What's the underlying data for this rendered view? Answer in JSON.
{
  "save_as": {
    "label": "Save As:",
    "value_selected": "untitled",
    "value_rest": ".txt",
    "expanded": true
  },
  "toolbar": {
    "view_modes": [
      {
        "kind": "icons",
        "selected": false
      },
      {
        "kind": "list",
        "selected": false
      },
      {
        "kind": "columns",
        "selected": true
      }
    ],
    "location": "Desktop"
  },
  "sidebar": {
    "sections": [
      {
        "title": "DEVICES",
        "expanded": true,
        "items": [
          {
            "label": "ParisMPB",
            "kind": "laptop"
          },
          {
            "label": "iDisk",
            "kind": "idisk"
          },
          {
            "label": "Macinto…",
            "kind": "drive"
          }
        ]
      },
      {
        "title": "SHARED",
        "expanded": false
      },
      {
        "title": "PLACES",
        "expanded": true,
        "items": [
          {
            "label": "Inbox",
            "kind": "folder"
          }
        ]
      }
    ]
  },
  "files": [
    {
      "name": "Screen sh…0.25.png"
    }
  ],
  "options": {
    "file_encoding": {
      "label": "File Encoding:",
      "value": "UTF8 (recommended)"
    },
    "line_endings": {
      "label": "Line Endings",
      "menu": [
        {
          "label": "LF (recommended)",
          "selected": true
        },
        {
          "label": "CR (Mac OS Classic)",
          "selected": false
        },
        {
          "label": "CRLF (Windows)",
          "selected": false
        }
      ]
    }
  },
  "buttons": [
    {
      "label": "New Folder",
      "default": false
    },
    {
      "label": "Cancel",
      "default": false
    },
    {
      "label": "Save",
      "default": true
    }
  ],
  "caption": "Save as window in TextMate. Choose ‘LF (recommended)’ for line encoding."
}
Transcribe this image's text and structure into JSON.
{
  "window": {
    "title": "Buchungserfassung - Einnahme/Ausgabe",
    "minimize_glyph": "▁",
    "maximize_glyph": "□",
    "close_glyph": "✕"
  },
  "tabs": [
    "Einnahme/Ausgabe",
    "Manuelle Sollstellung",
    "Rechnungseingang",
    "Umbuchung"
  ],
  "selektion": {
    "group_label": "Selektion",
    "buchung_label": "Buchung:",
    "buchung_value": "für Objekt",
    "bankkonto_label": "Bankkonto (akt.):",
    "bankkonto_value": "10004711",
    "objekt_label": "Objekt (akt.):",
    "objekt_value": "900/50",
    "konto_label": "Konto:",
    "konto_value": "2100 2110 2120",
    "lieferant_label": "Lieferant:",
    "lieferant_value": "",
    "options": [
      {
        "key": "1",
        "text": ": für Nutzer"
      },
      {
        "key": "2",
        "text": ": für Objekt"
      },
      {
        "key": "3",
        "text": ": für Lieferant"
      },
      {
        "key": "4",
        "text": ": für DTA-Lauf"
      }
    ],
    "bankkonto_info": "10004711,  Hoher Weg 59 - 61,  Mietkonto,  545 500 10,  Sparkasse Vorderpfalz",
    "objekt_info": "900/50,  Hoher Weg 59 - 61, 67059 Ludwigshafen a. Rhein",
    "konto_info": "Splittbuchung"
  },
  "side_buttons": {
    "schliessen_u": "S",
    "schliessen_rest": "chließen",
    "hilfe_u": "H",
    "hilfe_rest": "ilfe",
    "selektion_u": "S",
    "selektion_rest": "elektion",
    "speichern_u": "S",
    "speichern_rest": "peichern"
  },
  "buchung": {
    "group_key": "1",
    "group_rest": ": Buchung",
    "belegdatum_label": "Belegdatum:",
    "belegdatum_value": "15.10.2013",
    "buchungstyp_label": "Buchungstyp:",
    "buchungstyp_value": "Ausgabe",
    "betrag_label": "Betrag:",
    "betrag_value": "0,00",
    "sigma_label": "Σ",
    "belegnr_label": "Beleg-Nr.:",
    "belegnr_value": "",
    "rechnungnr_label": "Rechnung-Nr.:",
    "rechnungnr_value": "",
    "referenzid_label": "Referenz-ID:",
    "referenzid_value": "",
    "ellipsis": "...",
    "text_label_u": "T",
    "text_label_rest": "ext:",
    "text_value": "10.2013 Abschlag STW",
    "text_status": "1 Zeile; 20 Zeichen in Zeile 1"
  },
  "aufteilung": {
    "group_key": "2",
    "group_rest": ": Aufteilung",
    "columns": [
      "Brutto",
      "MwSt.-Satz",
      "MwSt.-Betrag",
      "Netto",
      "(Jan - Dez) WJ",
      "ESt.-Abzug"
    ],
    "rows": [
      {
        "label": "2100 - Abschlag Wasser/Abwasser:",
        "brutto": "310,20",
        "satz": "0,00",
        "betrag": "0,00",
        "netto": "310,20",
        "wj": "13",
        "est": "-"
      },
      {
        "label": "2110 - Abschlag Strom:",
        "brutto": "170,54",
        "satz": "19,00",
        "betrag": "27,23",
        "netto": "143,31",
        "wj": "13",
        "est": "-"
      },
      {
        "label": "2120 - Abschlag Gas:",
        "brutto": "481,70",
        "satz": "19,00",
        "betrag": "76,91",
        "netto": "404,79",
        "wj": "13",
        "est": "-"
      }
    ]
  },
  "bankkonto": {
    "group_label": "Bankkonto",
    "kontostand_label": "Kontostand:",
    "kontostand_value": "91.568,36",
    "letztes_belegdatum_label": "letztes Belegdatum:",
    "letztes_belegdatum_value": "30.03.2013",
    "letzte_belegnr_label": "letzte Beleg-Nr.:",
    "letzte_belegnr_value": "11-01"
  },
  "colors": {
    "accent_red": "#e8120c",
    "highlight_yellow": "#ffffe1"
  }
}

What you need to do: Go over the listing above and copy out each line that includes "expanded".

Solution to this exercise:
    "expanded": true
        "expanded": true,
        "expanded": false
        "expanded": true,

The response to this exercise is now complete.